Yesterday when I got just beyond Black's Creek into the part of Merrymount Park that is all salt marshes, I noticed that almost all of the marsh grass was matted and pointed, going in all different directions -- as if had been combed by the wind and then slicked into place to create and maintain a kind of punk, spiky look. The photo at the left shows a few examples, but the grass of the entire salt marsh was styled in this way. It was quite spectacular to see this strange, beautiful -- but also completely natural --science fiction landscape extending in all directions.
Like that green grass, I am still very much going in all different directions -- both natural and weird, I think -- but I feel for the first time that I am seeing the obstacles much more clearly, and a number of them are me -- which means I have a certain power to tackle them. Now that I realize that my overly developed sense of duty and responsibility to others, and my excessive pride in it, may be contributing to the problem, I'd love to believe that simply naming the problem would mean I could command it away, banish it before turning the August calendar page and encountering September's clean, bright possibilities. Hence the silly title of this posting.
My 60 Days book reminds me regularly that changing patterns and removing obstacles is never easy work and that I must tackle my work with real compassion for myself. I feel I could use some more help and wisdom, or just flashes of insight, from others -- from you.
So back to the request to you that I bolded in pink in the early part of this posting. How do you personally go about changing the patterns and removing the obstacles that get in your way of being who you need to be and doing what you need to do? I would love to hear your experiences and any advice you have. I would also love to hear your comments about what I wrote above. Thanks so much.

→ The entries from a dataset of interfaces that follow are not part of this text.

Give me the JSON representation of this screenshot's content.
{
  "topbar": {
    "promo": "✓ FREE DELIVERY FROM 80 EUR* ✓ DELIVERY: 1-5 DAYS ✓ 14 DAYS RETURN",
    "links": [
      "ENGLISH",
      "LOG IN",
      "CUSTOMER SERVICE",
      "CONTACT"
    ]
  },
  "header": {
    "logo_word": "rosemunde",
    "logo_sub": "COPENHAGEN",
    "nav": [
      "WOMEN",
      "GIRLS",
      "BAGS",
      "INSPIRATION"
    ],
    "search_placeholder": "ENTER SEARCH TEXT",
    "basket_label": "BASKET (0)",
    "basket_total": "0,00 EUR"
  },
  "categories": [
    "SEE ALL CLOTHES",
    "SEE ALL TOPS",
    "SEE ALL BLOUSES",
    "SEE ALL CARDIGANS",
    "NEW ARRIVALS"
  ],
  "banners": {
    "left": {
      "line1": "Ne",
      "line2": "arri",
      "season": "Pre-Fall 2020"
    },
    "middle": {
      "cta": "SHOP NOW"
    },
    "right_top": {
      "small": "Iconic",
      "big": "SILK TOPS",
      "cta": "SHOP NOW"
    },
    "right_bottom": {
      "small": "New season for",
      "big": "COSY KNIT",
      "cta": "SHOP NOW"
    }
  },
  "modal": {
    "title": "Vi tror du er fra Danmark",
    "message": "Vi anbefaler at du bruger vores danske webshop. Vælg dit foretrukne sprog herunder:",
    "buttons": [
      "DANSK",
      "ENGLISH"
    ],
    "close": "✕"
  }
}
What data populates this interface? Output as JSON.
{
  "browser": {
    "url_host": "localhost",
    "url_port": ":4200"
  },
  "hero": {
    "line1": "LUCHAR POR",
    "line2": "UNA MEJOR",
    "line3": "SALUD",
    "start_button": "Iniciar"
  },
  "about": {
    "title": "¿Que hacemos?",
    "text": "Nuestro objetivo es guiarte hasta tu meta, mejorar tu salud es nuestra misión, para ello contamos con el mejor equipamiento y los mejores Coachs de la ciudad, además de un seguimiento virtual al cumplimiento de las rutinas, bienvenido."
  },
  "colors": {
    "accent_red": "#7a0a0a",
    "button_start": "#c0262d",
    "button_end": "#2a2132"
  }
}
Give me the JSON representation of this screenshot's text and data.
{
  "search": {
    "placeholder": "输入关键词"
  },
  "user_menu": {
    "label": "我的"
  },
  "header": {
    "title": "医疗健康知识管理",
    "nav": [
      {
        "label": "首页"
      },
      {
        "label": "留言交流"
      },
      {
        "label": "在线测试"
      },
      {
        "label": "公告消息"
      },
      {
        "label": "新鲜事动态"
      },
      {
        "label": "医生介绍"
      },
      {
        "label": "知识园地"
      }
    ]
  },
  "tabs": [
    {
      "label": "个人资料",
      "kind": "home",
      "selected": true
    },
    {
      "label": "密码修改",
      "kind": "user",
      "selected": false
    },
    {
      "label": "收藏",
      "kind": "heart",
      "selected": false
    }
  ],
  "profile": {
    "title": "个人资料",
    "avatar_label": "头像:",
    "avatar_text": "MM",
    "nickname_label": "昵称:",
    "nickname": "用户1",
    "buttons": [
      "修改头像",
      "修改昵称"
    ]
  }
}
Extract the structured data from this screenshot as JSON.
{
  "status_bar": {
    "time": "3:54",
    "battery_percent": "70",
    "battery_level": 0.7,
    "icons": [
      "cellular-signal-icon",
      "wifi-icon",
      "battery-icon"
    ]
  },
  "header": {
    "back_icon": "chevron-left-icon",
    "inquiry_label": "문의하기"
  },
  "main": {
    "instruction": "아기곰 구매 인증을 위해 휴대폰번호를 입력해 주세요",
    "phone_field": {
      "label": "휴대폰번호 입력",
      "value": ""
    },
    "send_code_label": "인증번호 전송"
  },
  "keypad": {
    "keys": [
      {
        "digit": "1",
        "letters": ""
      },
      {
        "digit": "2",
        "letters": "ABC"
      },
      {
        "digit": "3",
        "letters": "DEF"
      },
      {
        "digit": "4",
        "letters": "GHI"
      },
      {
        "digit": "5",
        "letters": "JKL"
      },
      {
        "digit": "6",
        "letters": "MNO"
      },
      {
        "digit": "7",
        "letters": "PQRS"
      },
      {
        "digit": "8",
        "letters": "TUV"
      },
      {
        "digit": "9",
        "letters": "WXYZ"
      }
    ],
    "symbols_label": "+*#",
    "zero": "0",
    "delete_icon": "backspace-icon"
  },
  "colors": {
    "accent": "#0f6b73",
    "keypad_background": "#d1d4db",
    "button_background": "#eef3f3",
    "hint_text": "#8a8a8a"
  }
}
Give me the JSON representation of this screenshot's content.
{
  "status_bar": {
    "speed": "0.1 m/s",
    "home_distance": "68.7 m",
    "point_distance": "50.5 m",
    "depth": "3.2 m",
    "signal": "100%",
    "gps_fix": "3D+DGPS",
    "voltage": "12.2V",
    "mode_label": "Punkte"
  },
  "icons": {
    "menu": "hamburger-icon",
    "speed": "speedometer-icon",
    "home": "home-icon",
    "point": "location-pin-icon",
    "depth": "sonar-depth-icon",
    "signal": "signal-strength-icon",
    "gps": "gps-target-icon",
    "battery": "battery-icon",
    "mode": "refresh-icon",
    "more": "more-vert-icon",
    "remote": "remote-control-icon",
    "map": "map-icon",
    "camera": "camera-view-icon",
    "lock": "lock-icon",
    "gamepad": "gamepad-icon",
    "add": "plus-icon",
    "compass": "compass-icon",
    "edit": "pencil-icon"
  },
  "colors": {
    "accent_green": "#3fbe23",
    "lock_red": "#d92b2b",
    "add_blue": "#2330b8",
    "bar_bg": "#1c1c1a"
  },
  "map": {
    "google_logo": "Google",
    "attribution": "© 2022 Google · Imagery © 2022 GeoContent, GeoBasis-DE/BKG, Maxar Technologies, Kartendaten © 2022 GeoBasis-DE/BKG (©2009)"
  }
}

And L'Shanah Tovah, whether you're Jewish or not!
* I suspect a lot of good spiritual teachers practice the basics of Teaching for Understanding.